1. Put down potty pads or pretreated puppy pads (these pads have a scent on them that helps with urination) and encourage your puppy to use these areas for going to the bathroom.
2. Whenever you see him starting into their pre-potty pattern (walking around in circles), pick them up, carry him over to their potty spot, and give them lots of praise.
3. After he is using the papers consistently, they can be moved closer to the door and then ultimately outside. The transition is made from concentrating the toilet habits from one spot inside the home to one spot outside the home.
Some pet parents swear that crate training is the way to go! Make sure the crate isn't too large but just big enough to fit their sleeping blanket. Some crates come with dividers so that you can cut down the size of a larger crate. Many dog owners swear by crate training for multiple reasons, but some feel that it is a cruel practice. However, dogs are den animals, and a crate makes them feel safe and secure. Also, dogs don't like to make a mess in their crate since that is their den. You wouldn't want to sleep in your feces, either.

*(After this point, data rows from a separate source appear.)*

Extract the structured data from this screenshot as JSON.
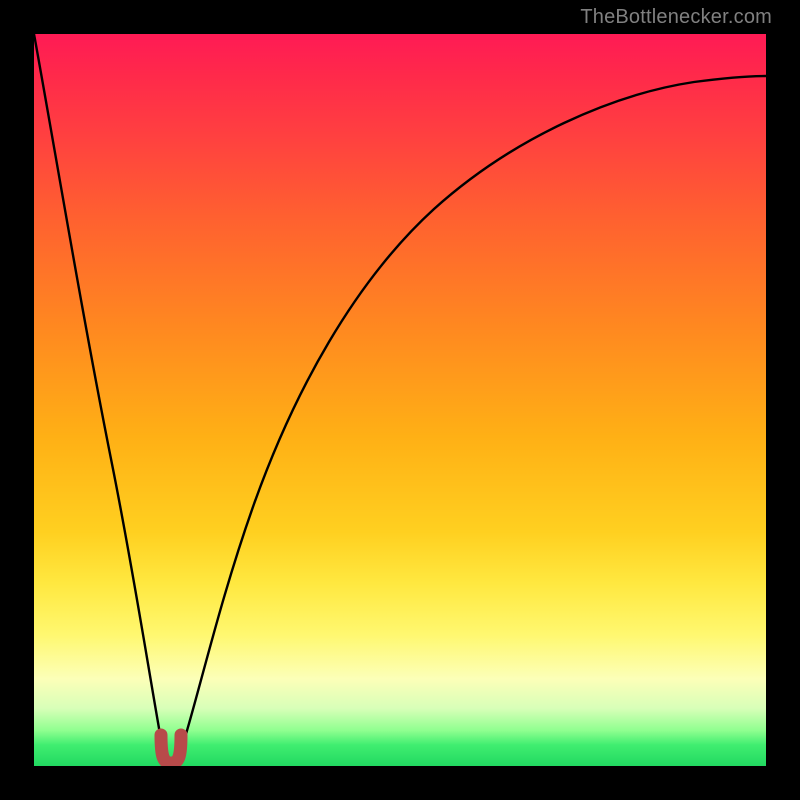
{
  "attribution": "TheBottlenecker.com",
  "chart_data": {
    "type": "line",
    "title": "",
    "xlabel": "",
    "ylabel": "",
    "xlim": [
      0,
      100
    ],
    "ylim": [
      0,
      100
    ],
    "series": [
      {
        "name": "bottleneck-curve",
        "x": [
          0,
          4,
          8,
          12,
          14,
          16,
          17,
          18,
          19,
          20,
          22,
          25,
          30,
          36,
          44,
          54,
          66,
          80,
          90,
          100
        ],
        "values": [
          100,
          80,
          58,
          34,
          21,
          10,
          5,
          2,
          2,
          5,
          14,
          28,
          44,
          58,
          70,
          79,
          86,
          91,
          93,
          94
        ]
      }
    ],
    "annotations": [
      {
        "name": "minimum-marker",
        "x": 18.5,
        "y": 2,
        "shape": "u",
        "color": "#b84a4a"
      }
    ],
    "background_gradient": {
      "top": "#ff1a55",
      "bottom": "#20d860"
    }
  }
}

Here are some crate training tips to follow:
1. Whenever the puppy is home, but you cannot tend to him, he is placed in the crate.
2. When you're cooking, on your iPad, or even away from home, you should potty your puppy outside in their fave spot and put the puppy in the crate.

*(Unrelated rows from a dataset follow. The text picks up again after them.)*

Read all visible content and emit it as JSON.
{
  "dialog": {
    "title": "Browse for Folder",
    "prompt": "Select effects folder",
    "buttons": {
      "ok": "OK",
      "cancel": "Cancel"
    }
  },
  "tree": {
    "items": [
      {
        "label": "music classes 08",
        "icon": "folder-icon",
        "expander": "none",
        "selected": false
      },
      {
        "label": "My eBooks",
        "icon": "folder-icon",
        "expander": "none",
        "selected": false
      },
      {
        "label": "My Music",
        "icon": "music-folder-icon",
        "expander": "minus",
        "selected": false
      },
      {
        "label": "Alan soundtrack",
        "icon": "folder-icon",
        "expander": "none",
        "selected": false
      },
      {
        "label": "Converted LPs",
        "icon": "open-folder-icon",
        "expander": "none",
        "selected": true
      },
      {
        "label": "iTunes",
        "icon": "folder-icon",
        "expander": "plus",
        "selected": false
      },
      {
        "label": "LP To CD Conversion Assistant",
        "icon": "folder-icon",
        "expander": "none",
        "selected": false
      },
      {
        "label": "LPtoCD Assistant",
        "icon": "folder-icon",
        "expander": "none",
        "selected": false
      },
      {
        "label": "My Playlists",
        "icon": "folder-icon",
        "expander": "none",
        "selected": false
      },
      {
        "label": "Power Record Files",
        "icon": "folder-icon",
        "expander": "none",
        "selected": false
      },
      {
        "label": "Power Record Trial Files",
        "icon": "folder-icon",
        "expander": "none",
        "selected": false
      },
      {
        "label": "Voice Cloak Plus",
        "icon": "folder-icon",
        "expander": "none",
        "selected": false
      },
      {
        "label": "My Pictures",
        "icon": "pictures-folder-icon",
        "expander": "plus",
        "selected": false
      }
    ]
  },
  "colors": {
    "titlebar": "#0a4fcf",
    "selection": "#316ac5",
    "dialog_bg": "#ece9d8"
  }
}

3. The first thing you do when you take the animal out of the crate is another trip outside.
4. No food or water goes in the crate, just a blanket. Overnight is just for sleeping, so keep it simple then too. (You shouldn't be leaving them in their crate for long periods of time anyway, so it's ok not to leave water or chew toys in there).
Our pup goes to most places with us and goes potty outside before we go on car rides, and goes outside again when we get home. It could be just a quick 20-minute ride, and we still take him out. When we go somewhere, we cannot take our puppy with us we walk him so he can go potty and place him in his crate. It helps to tell him "goodbye" and "we will be right back."

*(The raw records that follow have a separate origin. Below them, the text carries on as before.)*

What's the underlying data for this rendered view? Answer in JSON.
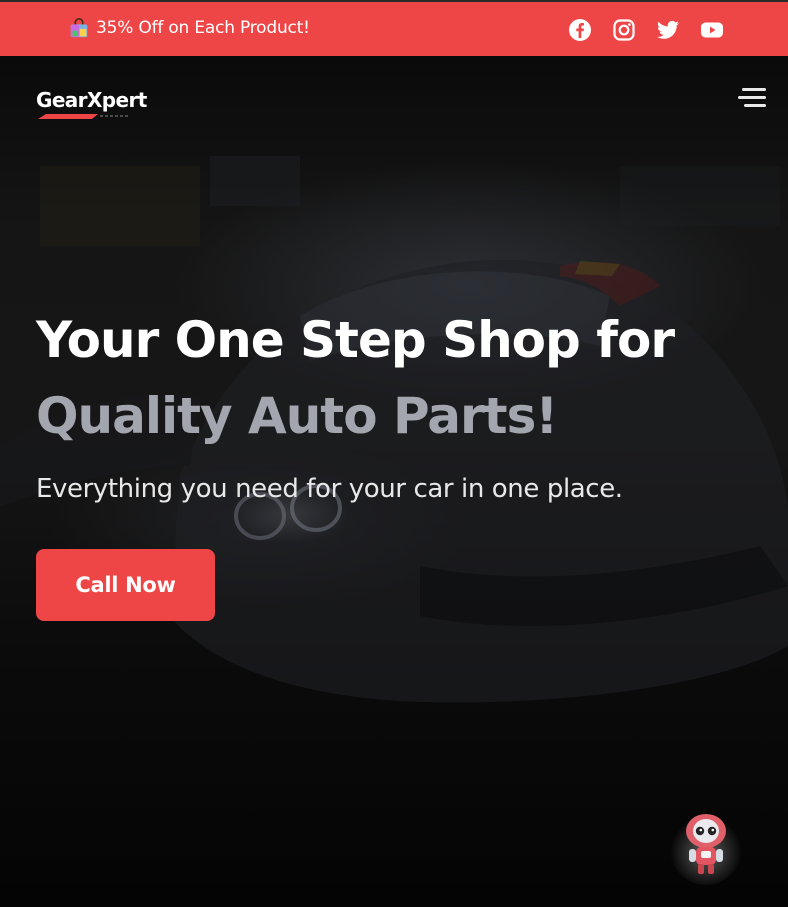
{
  "promo": {
    "text": "35% Off on Each Product!",
    "icon": "shopping-bag-emoji"
  },
  "social": [
    "facebook-icon",
    "instagram-icon",
    "twitter-icon",
    "youtube-icon"
  ],
  "nav": {
    "logo": "GearXpert",
    "menu_icon": "hamburger-menu-icon"
  },
  "hero": {
    "headline_line1": "Your One Step Shop for",
    "headline_line2": "Quality Auto Parts!",
    "subheadline": "Everything you need for your car in one place.",
    "cta_label": "Call Now"
  },
  "chat_widget": {
    "icon": "robot-assistant-icon"
  },
  "colors": {
    "accent": "#ee4646",
    "headline_muted": "#a3a6ae",
    "background": "#050505"
  }
}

Use A Bell
To train your puppy to maintain good habits, frequent bathroom breaks are key. Bell training uses a dog doorbell. However, the bell is only supposed to be used when your dog needs a potty break.
1. Teach your dog how to press the doorbell. You can ring it yourself the first few times, but make sure your dog gets familiar with the doorbell. They will soon learn to use their nose or paw to ring the bell.
2. Once your puppy successfully rings the bell, it's time to go outside. Positive reinforcement and treats are helpful while learning to press the doorbell on their own.
3. Every time your dog is ready for a break, remind them to ring the bell.
Eventually, they will learn that they must ring the bell before you open the door to go outside. Baby gates are always a great way to keep him confined, or a six-foot leash attached to you will ensure your puppy isn't wandering around your home if they cannot be monitored. Enzymatic cleaners are great for accidents as this type of cleaner will avoid future accidents in the same spot.
Remember that you must take the time to train your dog! Young puppies don't know any better! They still have so much to learn, and it can take some time. However, after a couple of months, if you are having problems, you can always reach out to a professional dog trainer. They can give you additional tools to train your pup successfully.
Potty Training Essentials
Many people like to use an extra bathroom as the designated potty area. Housebreaking a new puppy can be tough! You'll want to keep the urine smell hidden and pick up the soiled pads as quickly as possible.
If your new dog happens to miss the puppy pad, no biggie! Enzyme cleaner is a miracle worker and leaves your carpet smelling fresh.
It may take a little extra work on the front end of training, but once you and your puppy get used to the bell, it may be a useful tool for potty training. We have a training bell for our pup, and it takes a little getting used to, but it works!
Have you tried housebreaking a puppy? Let us know everything you learned in the comments!
This post was originally published on March 24, 2018.